I've had the privilege of traveling around the world and meeting so many families -- in places like India, Senegal, Tanzania and right here in the United States. I'm always struck by the similarities I see in parents who come from very different places; we all want what's best for our kids.
Earlier this year, my daughter Jenn and I spent a few days living with a family in rural Tanzania. As I got to know the parents -- Anna and Sanare -- they told me how worried they were about their middle daughter Grace. She didn't pass her exams and wasn't accepted into the local government school. They knew that an education was critical to her future and were willing to do whatever it took to make sure she could go to school. I don't know a single parent anywhere who doesn't worry about their children in precisely the same way.
What has being a mother taught you -- or is still teaching you about yourself?
Being a mom has taught me to flexible. As my kids get older, I'm constantly learning (and re-learning) how to strike the right balance between establishing guard rails to keep them safe and giving them the room they need to grow and explore and become their own person. And every time I think I have it figured out, things change and I have to adjust again!
Melinda Gates with her mom and grandmother.
How did you learn to give and how are you teaching your kids to contribute to the world around them?
Giving back to the community was part of my family's core values growing up. But it was when I was in high school that I really started to understand in my own way how important and rewarding volunteering to help others could be. I spent time tutoring students at the local schools, helping patients at the hospital, and working at the Dallas County Courthouse, and it was thrilling to feel like I was making a difference in people's lives.

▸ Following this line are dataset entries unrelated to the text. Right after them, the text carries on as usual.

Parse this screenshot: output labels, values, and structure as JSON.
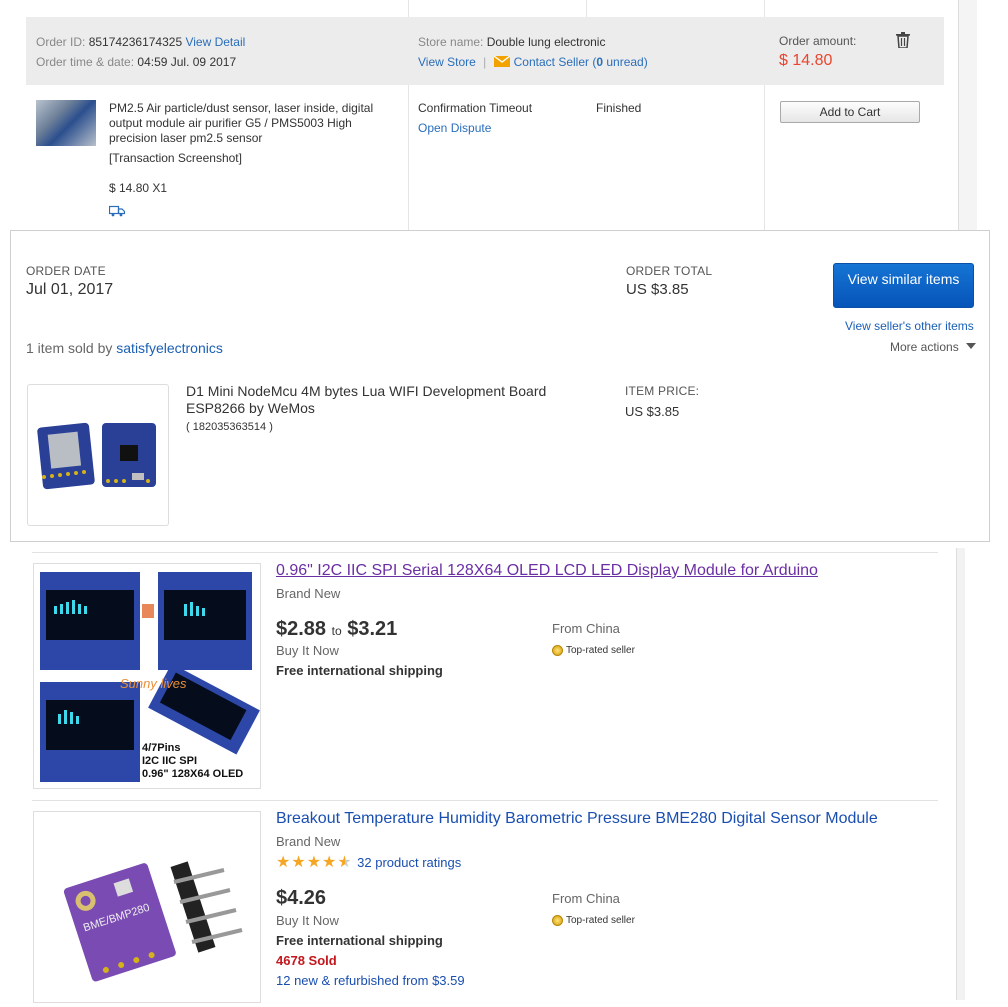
{
  "ali_order": {
    "order_id_label": "Order ID:",
    "order_id": "85174236174325",
    "view_detail": "View Detail",
    "order_time_label": "Order time & date:",
    "order_time": "04:59 Jul. 09 2017",
    "store_name_label": "Store name:",
    "store_name": "Double lung electronic",
    "view_store": "View Store",
    "separator": "|",
    "contact_seller": "Contact Seller (",
    "unread_count": "0",
    "unread_suffix": " unread)",
    "amount_label": "Order amount:",
    "amount": "$ 14.80",
    "product_title": "PM2.5 Air particle/dust sensor, laser inside, digital output module air purifier G5 / PMS5003 High precision laser pm2.5 sensor",
    "transaction_screenshot": "[Transaction Screenshot]",
    "price_qty": "$ 14.80 X1",
    "confirmation_timeout": "Confirmation Timeout",
    "open_dispute": "Open Dispute",
    "status": "Finished",
    "add_to_cart": "Add to Cart",
    "accent_color": "#e9452f"
  },
  "ebay_order": {
    "order_date_label": "ORDER DATE",
    "order_date": "Jul 01, 2017",
    "order_total_label": "ORDER TOTAL",
    "order_total": "US $3.85",
    "view_similar": "View similar items",
    "view_seller_other": "View seller's other items",
    "more_actions": "More actions",
    "sold_by_prefix": "1 item sold by ",
    "seller": "satisfyelectronics",
    "item_title": "D1 Mini NodeMcu 4M bytes Lua WIFI Development Board ESP8266 by WeMos",
    "item_number": "( 182035363514 )",
    "item_price_label": "ITEM PRICE:",
    "item_price": "US $3.85"
  },
  "listings": [
    {
      "title": "0.96\" I2C IIC SPI Serial 128X64 OLED LCD LED Display Module for Arduino",
      "condition": "Brand New",
      "price_low": "$2.88",
      "price_to": "to",
      "price_high": "$3.21",
      "format": "Buy It Now",
      "shipping": "Free international shipping",
      "from": "From China",
      "badge": "Top-rated seller",
      "img_caption_1": "4/7Pins",
      "img_caption_2": "I2C IIC SPI",
      "img_caption_3": "0.96\" 128X64 OLED",
      "img_watermark": "Sunny lives"
    },
    {
      "title": "Breakout Temperature Humidity Barometric Pressure BME280 Digital Sensor Module",
      "condition": "Brand New",
      "stars": "★★★★★",
      "rating_value": 4.5,
      "ratings": "32 product ratings",
      "price": "$4.26",
      "format": "Buy It Now",
      "shipping": "Free international shipping",
      "sold": "4678 Sold",
      "refurb": "12 new & refurbished from $3.59",
      "from": "From China",
      "badge": "Top-rated seller",
      "board_label": "BME/BMP280"
    }
  ]
}
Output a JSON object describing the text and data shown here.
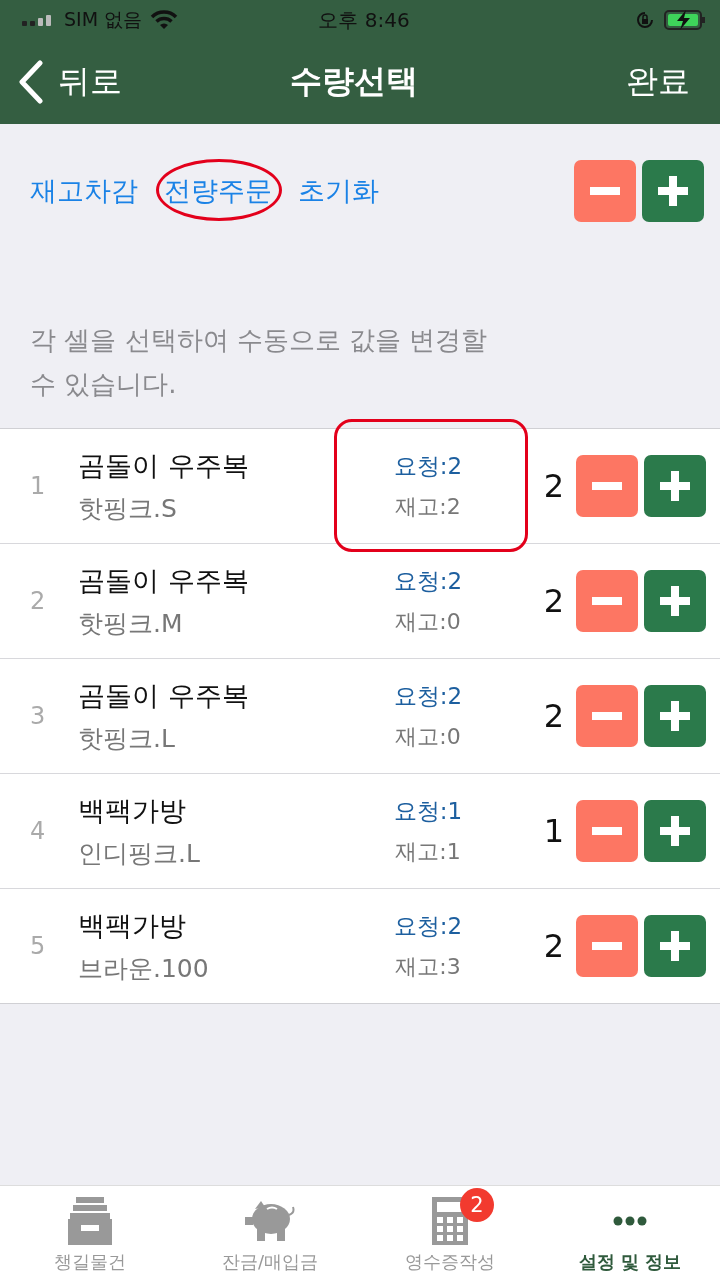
{
  "status_bar": {
    "carrier": "SIM 없음",
    "time": "오후 8:46"
  },
  "nav": {
    "back": "뒤로",
    "title": "수량선택",
    "done": "완료"
  },
  "actions": [
    {
      "label": "재고차감",
      "circled": false
    },
    {
      "label": "전량주문",
      "circled": true
    },
    {
      "label": "초기화",
      "circled": false
    }
  ],
  "help": "각 셀을 선택하여 수동으로 값을 변경할 수 있습니다.",
  "rows": [
    {
      "index": "1",
      "name": "곰돌이 우주복",
      "option": "핫핑크.S",
      "request": "요청:2",
      "stock": "재고:2",
      "qty": "2",
      "boxed": true
    },
    {
      "index": "2",
      "name": "곰돌이 우주복",
      "option": "핫핑크.M",
      "request": "요청:2",
      "stock": "재고:0",
      "qty": "2",
      "boxed": false
    },
    {
      "index": "3",
      "name": "곰돌이 우주복",
      "option": "핫핑크.L",
      "request": "요청:2",
      "stock": "재고:0",
      "qty": "2",
      "boxed": false
    },
    {
      "index": "4",
      "name": "백팩가방",
      "option": "인디핑크.L",
      "request": "요청:1",
      "stock": "재고:1",
      "qty": "1",
      "boxed": false
    },
    {
      "index": "5",
      "name": "백팩가방",
      "option": "브라운.100",
      "request": "요청:2",
      "stock": "재고:3",
      "qty": "2",
      "boxed": false
    }
  ],
  "tabs": [
    {
      "kind": "archive",
      "label": "챙길물건",
      "selected": false
    },
    {
      "kind": "piggy",
      "label": "잔금/매입금",
      "selected": false
    },
    {
      "kind": "calculator",
      "label": "영수증작성",
      "selected": false,
      "badge": "2"
    },
    {
      "kind": "more",
      "label": "설정 및 정보",
      "selected": true
    }
  ]
}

Bill and I have tried to instill the value of service in our own kids. They're involved in volunteering in our community in Seattle through their school and the local food bank. But we've also involved our children in our work with the foundation. They've travelled with us to places like Zimbabwe and Haiti to see first-hand what life is like for people living in very different circumstances from ours -- and to understand that it's possible to empower communities around the world so they can lift themselves out of poverty.
Talk to us about what you have witnessed about the power of mothers around the world?

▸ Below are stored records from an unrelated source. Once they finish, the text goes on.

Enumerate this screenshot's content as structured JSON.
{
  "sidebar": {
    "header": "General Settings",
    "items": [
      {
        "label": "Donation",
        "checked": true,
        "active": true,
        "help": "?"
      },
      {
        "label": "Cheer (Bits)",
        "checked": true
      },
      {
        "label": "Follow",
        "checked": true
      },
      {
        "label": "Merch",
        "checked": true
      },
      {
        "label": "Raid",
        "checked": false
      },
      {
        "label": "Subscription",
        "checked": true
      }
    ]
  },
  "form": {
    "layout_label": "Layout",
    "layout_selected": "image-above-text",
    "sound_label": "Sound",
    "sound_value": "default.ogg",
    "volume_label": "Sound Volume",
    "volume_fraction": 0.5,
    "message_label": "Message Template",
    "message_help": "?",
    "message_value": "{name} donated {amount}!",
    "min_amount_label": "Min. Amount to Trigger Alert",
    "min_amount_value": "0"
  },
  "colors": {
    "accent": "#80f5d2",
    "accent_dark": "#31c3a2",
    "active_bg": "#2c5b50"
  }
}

Our desire to bring every good thing to our children is a force for good in the world. Whenever I travel in developing countries, I take time to meet with women in the communities I'm visiting. It's a great opportunity to just listen. Women will tell me their hopes and dreams for their children. They want to be sure their kids are healthy and that they're getting an education, because more than anything they want their children's lives to be better than their own. Unfortunately, many of the women I meet don't have access to high-quality health care and education for their children. If we can fill these gaps, we can truly unleash the power of mothers. When that happens, life will get better for literally hundreds of millions of people very fast.

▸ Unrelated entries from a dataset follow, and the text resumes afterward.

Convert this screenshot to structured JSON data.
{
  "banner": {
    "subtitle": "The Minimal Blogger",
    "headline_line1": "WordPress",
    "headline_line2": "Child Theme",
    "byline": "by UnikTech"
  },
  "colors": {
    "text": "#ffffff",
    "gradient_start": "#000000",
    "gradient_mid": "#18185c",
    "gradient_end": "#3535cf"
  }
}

You share, they give: each time you 'like' or share this post via the social media icons on this post or comment below, Johnson & Johnson will donate $1 (per action) to Girl Up -- a campaign that works to help girls, no matter where they live, have the opportunity to become educated, healthy, safe, counted and positioned to be the next generation of leaders. $1 provides one day of school for a girl in Guatemala. You can also Donate A Photo* and Johnson & Johnson will donate $1 when you upload a photo for Girl Up or Shot@Life -- you can help raise up to $250,000 in seconds with the click of your mouse or snap of your smart phone. Share this post with the hashtag #GlobalMoms, and visit GlobalMomsRelay.org to learn more.
* via the Donate A Photo app for iOS and Android. Johnson & Johnson has curated a list of trusted causes, and you can donate a photo to one cause, once a day. Each cause will appear in the app until it reaches its goal, or the donation period ends. If the goal isn't reached, the cause will still get a minimum donation.